UK-based safari company Travel Butlers also offer several migration itineraries. Our favorite is the Waiting for the Drama to Unfurl itinerary, a 3-day fly-in trip that takes you straight to the heart of the action in Kenya's Maasai Mara. You'll spend your nights at the tented Ilkeliani Camp, located in between the Talek and Mara Rivers. During the day, game drives led by an expert Maasai guide will take you in search of the herds, with the main goal being to catch the spectacle of a Mara River crossing.
If you're lucky, you'll be able to watch as thousands of zebra and wildebeest throw themselves into the plunging waters, attempting to reach the opposite bank without falling foul of the waiting Nile crocodiles.
David Lloyd Photography
Kiwi photographer David Lloyd has been running dedicated photographic trips to the Maasai Mara for the last 12 years. His 8-day itineraries are specifically geared towards photographers hoping to get the best possible shots of the migration, and are led by full-time wildlife photographers. After each early morning game drive, you'll have the opportunity to attend interactive workshops on photographic techniques and post-processing, and to share and get feedback on your images. Even the drivers are trained in composition and lighting, so that they know how to get you into position for the best possible shots out in the bush.
You'll stay at a camp on the Mara River, near one of the key river crossing sites.
National Geographic Expeditions
National Geographic's On Safari: Tanzania's Great Migration itinerary is a 9-day adventure that takes you deep into the northern or southern Serengeti, depending on the season and the movement of the herds. If you're lucky, you might see the wildebeest crossing the Mara River, while the optional hot-air ballon ride above the Serengeti plains is a once-in-a-lifetime experience. You'll also have the chance to see some of Tanzania's other highlights, including the Ngorongoro Crater, Lake Manyara National Park (famous for its tree-climbing lions) and Olduvai Gorge.

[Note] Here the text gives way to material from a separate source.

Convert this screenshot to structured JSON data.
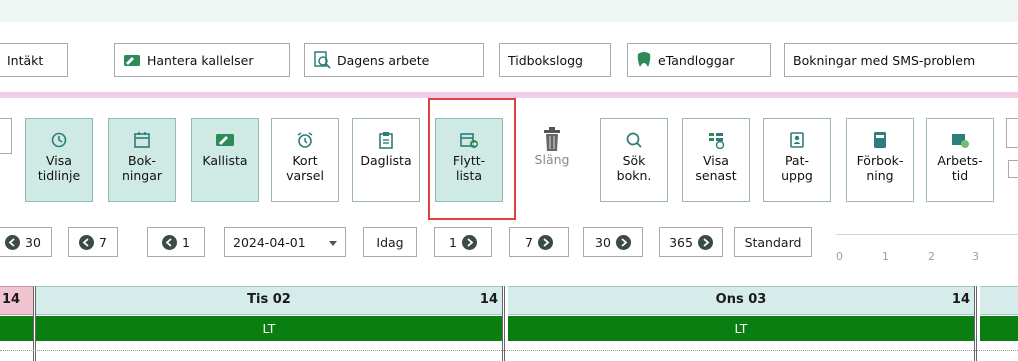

At Olduvai Gorge, you will be given a private tour of the world-famous archeological site where Homo habilis was first discovered.